Like with Angela Ackerman and Becca Puglisi of Writers Helping Writers, I was already familiar with Gabriela Pereira and her site DIY MFA before WANACon. So I made a point of attending Gabriela’s presentation, “7 Steps To A Stronger Love Story.” While the title was misleading, as there was very little discussion on the love story topic itself, this session illuminated the overall importance of character development, plot-planning, and satisfying the reader as well as yourself. Gabriela also spent a large chunk of time on the roles and significance of “the supporting cast,” or more commonly known as secondary characters. She later ended her main presentation by honing in on a vital quality all writers must possess: courage. According to Gabriela, writers need courage to venture outside their comfort zone, tackle emotionally charged scenes, and consider sacrificing what they love most about their story to help it reach its full potential. I couldn’t agree more with her on that point.

Favorite Tip From This Session: Why call secondary characters a “supporting cast”? If you think about it, each character is the protagonist of their own story, with all other characters in their lives or appearing in the novel supporting the story in some manner. Therefore, no one is really a secondary character.

Jami Gold

Twitter For Introverts

Jami Gold, paranormal author

Being both an introvert and a newbie to Twitter, I figured I could use Jami Gold’s advice on how to get the most out of this social platform. On “Twitter For Introverts,” she covered the basics of Twitter, from word counts and following to hashtags and retweets. Jami then focused on how to connect with new friends and potential readers and offered suggestions on Twitter etiquette. Some of her tips were common sense – and it never hurts to reiterate common-sense points – but others could have come only from someone who truly knows the details and subtleties of this site. The balance Jami struck here was a crucial part of her session, and proves she really is an Twitter expert. (I did try thinking of a neat catch-phrase there, but “Twitterpert” and “Tweetpert” both sound weird!)

Favorite Tip From This Session: If you use TweetDeck or other Twitter clients, you have the ability to edit a retweet so you can add your opinion or change the hashtags. Twitter doesn’t offer the same flexibility.

If you have the opportunity to attend WANACon in the future, I can’t recommend it enough! Click here to visit WANA International’s website and learn more about their upcoming online classes.

Coming Soon: Apart from tomorrow’s Mini-Review Monday on Within Temptation’s Hydra, I should have a new installment of “Chronicling The Craft” online soon! I just passed the 45,000-word mark this past Saturday. 😀

6 thoughts on “Field Trip: WANACon February 2014

  1. Pingback: Chronicling The Craft: 45,000 Words | Sara Letourneau's Official Website & Blog

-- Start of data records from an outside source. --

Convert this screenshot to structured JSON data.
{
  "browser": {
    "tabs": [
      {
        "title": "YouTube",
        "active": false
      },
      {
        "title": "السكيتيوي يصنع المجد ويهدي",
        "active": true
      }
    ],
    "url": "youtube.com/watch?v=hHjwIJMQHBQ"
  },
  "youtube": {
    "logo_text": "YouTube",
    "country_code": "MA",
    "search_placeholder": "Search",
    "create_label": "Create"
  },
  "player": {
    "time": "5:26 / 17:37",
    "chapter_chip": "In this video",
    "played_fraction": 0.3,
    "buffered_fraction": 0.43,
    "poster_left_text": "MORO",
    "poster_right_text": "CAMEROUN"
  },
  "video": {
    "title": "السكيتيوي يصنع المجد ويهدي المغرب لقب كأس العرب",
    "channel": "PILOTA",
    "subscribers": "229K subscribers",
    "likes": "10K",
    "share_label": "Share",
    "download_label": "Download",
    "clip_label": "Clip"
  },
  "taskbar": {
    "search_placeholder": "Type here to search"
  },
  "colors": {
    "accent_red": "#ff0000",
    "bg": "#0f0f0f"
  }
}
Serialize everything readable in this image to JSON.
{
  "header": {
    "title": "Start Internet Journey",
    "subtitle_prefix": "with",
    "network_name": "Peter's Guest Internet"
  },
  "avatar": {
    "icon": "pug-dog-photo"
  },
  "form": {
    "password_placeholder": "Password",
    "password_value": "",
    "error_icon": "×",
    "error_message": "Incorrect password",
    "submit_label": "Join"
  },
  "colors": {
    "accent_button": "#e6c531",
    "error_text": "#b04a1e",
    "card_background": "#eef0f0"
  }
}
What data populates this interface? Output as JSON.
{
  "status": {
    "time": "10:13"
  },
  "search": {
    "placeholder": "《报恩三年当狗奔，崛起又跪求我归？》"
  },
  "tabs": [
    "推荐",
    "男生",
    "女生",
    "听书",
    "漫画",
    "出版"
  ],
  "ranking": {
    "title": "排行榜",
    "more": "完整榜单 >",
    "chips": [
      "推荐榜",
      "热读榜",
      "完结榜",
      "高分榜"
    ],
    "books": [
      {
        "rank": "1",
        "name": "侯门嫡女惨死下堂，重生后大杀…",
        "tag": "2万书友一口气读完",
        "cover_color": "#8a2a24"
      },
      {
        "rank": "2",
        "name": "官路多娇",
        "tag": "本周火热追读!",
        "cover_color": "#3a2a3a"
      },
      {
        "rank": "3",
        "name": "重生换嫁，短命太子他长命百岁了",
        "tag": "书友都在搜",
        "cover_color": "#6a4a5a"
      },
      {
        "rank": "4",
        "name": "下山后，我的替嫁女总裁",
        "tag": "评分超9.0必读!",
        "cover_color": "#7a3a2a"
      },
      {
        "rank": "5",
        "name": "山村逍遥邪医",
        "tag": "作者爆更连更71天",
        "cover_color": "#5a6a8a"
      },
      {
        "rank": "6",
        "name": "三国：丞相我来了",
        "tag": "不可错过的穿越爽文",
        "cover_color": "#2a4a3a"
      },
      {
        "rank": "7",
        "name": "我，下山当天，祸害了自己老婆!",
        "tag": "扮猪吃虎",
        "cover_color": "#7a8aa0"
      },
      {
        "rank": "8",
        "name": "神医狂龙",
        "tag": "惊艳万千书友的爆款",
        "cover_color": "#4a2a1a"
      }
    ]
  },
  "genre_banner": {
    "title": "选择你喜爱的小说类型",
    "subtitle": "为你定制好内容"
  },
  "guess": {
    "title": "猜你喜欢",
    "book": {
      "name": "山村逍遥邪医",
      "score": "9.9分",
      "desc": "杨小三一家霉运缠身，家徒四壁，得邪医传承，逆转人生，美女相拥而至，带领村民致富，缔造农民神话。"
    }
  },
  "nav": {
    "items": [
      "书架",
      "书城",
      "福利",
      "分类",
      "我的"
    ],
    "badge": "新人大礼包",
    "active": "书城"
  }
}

    • Thanks, Sara! Yes, I’d really like to go to the next one, whenever it is. Have they announced a date yet, or is it too soon for that? And yes, definitely check out the Backstory session. Angela and Becca did such a fantastic job with their presentation. 🙂


  2. Pingback: Interview with Sara Litchfield, Author of “The Night Butterflies” | Sara Letourneau's Official Website & Blog

  3. Pingback: The Character Evolution Files, No. 03: The Journey Through the Character Arc, Stage 1 – The Trigger (Inciting Incident) | Sara Letourneau's Official Website & Blog

Leave a Reply

Fill in your details below or click an icon to log in: Logo

You are commenting using your account. Log Out /  Change )

Facebook photo

You are commenting using your Facebook account. Log Out /  Change )

Connecting to %s

This site uses Akismet to reduce spam. Learn how your comment data is processed.